**Work task:**
Copy out all lines of the listing below that hold "Build".

**Data for the task:**
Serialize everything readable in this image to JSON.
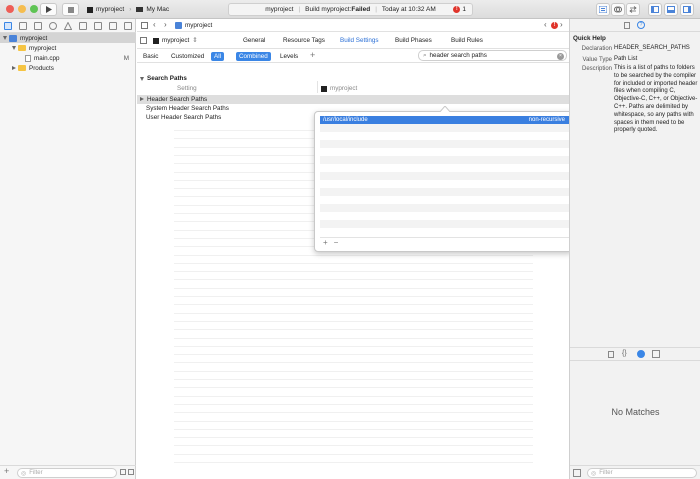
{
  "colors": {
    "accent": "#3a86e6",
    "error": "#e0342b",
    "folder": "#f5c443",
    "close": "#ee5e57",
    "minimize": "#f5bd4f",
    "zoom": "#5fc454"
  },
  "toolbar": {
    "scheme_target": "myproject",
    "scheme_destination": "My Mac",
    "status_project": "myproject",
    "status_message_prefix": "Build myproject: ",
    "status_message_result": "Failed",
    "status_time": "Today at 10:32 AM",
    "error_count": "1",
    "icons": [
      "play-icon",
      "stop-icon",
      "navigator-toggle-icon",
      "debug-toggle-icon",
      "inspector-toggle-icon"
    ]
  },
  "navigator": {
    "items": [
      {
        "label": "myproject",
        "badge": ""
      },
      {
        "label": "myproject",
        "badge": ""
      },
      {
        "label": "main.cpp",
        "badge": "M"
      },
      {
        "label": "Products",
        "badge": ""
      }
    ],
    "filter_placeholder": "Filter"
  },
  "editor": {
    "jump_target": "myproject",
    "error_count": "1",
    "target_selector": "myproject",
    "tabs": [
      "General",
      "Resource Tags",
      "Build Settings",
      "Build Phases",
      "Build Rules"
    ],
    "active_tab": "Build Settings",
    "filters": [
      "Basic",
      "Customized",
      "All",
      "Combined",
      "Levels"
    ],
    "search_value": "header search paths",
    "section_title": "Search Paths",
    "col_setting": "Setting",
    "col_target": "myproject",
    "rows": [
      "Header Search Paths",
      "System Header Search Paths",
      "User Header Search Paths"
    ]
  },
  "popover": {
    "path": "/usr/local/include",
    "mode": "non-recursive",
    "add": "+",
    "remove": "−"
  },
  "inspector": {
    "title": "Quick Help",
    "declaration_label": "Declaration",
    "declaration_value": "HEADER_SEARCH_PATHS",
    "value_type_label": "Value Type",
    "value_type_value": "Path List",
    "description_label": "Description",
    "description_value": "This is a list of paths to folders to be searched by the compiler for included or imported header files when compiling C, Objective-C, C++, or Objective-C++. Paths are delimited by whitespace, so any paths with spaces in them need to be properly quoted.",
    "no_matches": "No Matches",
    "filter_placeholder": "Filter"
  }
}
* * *
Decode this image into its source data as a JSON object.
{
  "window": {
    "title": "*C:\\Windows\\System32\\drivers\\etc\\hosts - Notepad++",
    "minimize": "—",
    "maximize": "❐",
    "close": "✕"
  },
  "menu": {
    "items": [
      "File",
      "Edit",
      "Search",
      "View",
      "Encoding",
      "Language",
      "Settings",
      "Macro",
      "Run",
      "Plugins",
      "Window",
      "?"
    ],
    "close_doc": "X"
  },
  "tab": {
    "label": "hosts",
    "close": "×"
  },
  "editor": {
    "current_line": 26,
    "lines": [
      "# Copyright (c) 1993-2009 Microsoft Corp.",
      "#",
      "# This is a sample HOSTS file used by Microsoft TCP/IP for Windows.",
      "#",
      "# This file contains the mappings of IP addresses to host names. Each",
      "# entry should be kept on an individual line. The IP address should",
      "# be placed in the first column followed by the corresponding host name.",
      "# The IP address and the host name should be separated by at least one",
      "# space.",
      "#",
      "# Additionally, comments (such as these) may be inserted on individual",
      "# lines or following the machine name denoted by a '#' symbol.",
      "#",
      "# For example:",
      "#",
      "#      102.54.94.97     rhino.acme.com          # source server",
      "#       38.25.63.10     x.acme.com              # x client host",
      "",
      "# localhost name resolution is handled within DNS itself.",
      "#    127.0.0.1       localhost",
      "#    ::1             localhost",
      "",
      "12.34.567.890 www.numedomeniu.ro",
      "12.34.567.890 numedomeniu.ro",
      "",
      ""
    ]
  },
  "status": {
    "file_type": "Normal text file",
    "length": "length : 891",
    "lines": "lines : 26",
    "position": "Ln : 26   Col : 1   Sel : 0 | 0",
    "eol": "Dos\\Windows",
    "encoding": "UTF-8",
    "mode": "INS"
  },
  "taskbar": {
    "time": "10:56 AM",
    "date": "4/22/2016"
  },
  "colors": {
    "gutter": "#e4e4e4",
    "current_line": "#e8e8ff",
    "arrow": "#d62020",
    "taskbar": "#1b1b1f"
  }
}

**Reply to the task:**
    "status_message_prefix": "Build myproject: ",
      "Build Settings",
      "Build Phases",
      "Build Rules"
    "active_tab": "Build Settings",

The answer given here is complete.